Our weather luck has run out. We finally got our first real snow of the winter last week and it was something of a shocker. It’s funny, but the first one always catches us by surprise for some reason.
If you’re driving up the hill beside the Smucker’s plant in New Bethlehem, you might still see my handiwork in the snow beside a utility pole. After visiting Mom when the snow first started, I had the bright idea of going to the dollar store before heading home for the night. I had no idea how exciting Kinzua could be.
For the out-of-towners who read this column, Kinzua is pronounced Kin-zoo in New Bethlehem. The reference is to a certain former railroad underpass and its immediate environs in town that contained iron in its original construction, since replaced by stone abutments. To the old timers, it reminded them of the lofty former viaduct partially destroyed by a tornado nearly 20 years ago.
Now, I grew up in this area and had a father who taught me to drive in the snow one Thanksgiving Eve. I wrote about that experience in a prior column some years ago.
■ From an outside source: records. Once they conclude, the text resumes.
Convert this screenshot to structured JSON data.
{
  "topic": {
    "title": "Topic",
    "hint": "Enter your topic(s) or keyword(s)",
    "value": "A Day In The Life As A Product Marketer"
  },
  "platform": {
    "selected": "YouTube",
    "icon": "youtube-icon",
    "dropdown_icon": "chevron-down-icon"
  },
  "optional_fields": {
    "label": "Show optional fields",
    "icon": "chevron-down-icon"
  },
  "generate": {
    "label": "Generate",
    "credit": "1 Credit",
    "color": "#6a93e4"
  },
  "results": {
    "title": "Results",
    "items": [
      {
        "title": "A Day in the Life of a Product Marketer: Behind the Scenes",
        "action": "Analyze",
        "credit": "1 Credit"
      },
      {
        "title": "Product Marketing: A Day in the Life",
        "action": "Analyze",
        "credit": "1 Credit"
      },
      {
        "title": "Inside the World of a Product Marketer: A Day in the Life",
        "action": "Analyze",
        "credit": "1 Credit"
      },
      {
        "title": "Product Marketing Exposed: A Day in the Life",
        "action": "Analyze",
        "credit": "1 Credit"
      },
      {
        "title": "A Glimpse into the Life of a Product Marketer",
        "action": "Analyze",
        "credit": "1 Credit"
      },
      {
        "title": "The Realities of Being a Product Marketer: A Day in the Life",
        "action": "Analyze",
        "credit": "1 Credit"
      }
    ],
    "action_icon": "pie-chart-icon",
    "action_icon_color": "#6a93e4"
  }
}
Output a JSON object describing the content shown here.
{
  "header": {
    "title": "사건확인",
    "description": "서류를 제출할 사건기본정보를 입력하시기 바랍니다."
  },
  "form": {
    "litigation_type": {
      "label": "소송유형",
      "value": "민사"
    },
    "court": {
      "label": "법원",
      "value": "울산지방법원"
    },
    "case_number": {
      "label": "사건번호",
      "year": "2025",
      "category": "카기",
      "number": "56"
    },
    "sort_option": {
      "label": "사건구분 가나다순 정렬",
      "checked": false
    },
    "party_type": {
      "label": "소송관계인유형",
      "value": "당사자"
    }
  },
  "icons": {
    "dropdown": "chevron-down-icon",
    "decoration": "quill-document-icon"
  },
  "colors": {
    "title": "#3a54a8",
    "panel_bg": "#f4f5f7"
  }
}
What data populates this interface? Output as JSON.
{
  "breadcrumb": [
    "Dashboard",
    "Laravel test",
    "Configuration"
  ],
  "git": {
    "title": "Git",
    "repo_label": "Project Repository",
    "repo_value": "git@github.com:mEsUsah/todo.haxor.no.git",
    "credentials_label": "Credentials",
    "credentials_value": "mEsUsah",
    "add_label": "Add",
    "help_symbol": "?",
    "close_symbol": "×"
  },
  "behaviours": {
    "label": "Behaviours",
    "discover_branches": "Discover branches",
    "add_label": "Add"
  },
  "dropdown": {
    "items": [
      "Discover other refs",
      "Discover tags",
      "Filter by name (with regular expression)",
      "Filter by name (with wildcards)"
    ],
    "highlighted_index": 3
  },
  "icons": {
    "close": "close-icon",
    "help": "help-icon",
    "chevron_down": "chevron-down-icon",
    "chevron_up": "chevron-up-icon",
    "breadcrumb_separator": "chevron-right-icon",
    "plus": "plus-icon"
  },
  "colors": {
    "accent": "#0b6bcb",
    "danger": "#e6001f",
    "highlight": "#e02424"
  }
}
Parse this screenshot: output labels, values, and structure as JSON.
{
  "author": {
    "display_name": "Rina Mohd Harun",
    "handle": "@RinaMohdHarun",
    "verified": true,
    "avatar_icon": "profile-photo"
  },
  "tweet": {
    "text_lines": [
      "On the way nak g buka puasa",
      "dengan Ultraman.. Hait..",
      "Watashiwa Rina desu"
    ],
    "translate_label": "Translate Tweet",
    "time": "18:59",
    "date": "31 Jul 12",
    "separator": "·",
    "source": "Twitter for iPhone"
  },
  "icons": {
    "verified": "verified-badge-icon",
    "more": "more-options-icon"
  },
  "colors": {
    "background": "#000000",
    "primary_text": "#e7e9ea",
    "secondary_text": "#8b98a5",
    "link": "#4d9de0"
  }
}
I also grabbed his copy of Mechanix Illustrated and read an article that said to pretend you have a glass of water on your dash when you’re driving in bad conditions.
Somehow, Kinzua didn’t get the memo on that one.
I did everything right, based on Dad’s tutelage, Mechanix Illustrated’s advice and my own experience from driving over a number of Central Pennsylvania mountains during the winters of ‘93 and ‘94. None of that ancient and forgotten lore helped a bit.
There I was, taking the slalom ride of my life on a hill that had never seemed a bit menacing. I suspect that there was a thin film of ice beneath the skiff of pretty powdery snow. It’s a pretty good metaphor for the past two years, eh?
Figures of speech aside, my trusty Honda finally found its footing after giving me a good scare. We missed that utility pole by a comfortable three-foot margin.
The good news is, my heart rate returned to normal in short order and I didn’t even have the shakes. However, I decided to forget about the dollar store and just go home. It’s called “not pushing your luck.”
On the way home, I started wondering about how many horse-and-sleigh crashes our area roads saw back in the erstwhile good old days. Yes, it was a strange thought, and you should really visit the inner workings of my mind sometimes.
On the other hand, the old-timers had their own moments of whimsy and inventiveness. Have you ever seen that early 1900s photo of people ice skating in the middle of Red Bank Creek not far from today’s Redbank Chevrolet?
Unfortunately, I have never found a photo of people driving to town on the ice. From what I understand, the thick creek ice made a better thoroughfare than the road from Oak Ridge did.
Granted, automobiles were much lighter than our present day SUV behemoths, but the weather would have had to have been appallingly cold to form that much ice on the creek.
Now, you hear the old-timers, and I sometimes include myself in that group, talking about how we used to have “real” winters back in the 1960s and 1970s. In reality, we are a bunch of snowflakes in comparison to the kind of people who could drive down the middle of a frozen creek.
Thanks, but I’m rugged enough without performing that kind of party trick.
But you never know. The weather has been extremely odd, tornado season moving to December rather than May. The West Coast had record-breaking heat, followed by bitter cold and blizzard-like conditions these past few weeks.
Me, I’m good with having an extraordinarily warm autumn and a rather balmy early winter. If you’re of a certain age, you might remember the ice floods of the 1960s that used to threaten the homes that once stood along Water Street in New Bethlehem. While the floes were very convenient for some things, nobody could churn enough homemade ice cream to make up for the devastation.
In the scheme of things, my wild ride down Kinzua was nothing special at all. On the other hand, I don’t want to live in world where you can drive down the middle of a creek in January. Things are strange enough as it is.
[Susan Kerr is a semi-retired freelance writer living in her hometown of New Bethlehem. Previously, she was the managing editor of a regional-interest magazine and a business journal in State College.]